Figure 7. (a) E 2 D g for InN/In0.9Ga0.1N/InyGa1−yN QQWs as a function of the In content y. The widths of individual QWs and interwell barriers are equal to 2 MLs. (b) Values of y T P T (squares) and ε x x , q w T P T (dots) for InN/InzGa1−zN/InyGa1−yN QQWs as a function of the In content z. (c) Values of E 2 D g , m a x T I (squares) and y T I (dots) for InN/InzGa1−zN/InyGa1−yN QQWs as a function of the In content z. (d) Values of E L H H H (squares) and F q w (dots) for InN/InzGa1−zN/InyGa1−yN QQWs as a function of the In content z.
Nanomaterials 13 02212 g007
Disclaimer/Publisher’s Note: The statements, opinions and data contained in all publications are solely those of the individual author(s) and contributor(s) and not of MDPI and/or the editor(s). MDPI and/or the editor(s) disclaim responsibility for any injury to people or property resulting from any ideas, methods, instructions or products referred to in the content.
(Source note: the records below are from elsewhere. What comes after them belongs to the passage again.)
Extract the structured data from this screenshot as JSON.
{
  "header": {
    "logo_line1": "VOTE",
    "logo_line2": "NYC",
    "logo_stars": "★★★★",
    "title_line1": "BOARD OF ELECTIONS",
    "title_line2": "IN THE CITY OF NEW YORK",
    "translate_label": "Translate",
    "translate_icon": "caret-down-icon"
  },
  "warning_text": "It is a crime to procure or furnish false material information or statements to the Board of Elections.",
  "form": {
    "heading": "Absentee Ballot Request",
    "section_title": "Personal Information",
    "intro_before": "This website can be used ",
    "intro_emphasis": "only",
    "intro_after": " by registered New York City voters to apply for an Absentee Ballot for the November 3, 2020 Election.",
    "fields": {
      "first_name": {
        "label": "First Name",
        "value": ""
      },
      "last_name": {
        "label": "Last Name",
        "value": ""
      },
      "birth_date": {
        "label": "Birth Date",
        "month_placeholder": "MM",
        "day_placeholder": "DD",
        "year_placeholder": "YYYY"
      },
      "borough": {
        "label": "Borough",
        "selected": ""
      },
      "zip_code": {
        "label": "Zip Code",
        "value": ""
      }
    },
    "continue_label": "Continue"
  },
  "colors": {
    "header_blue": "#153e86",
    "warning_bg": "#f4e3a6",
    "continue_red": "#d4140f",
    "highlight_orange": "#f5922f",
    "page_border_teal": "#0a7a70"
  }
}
Share and Cite

MDPI and ACS Style

Łepkowski, S.P. Quantum Spin Hall Effect in Two-Monolayer-Thick InN/InGaN Coupled Multiple Quantum Wells. Nanomaterials 2023, 13, 2212. https://doi.org/10.3390/nano13152212

AMA Style

Łepkowski SP. Quantum Spin Hall Effect in Two-Monolayer-Thick InN/InGaN Coupled Multiple Quantum Wells. Nanomaterials. 2023; 13(15):2212. https://doi.org/10.3390/nano13152212

Chicago/Turabian Style

Łepkowski, Sławomir P. 2023. "Quantum Spin Hall Effect in Two-Monolayer-Thick InN/InGaN Coupled Multiple Quantum Wells" Nanomaterials 13, no. 15: 2212. https://doi.org/10.3390/nano13152212

Note that from the first issue of 2016, this journal uses article numbers instead of page numbers. See further details here.

Article Metrics

Back to TopTop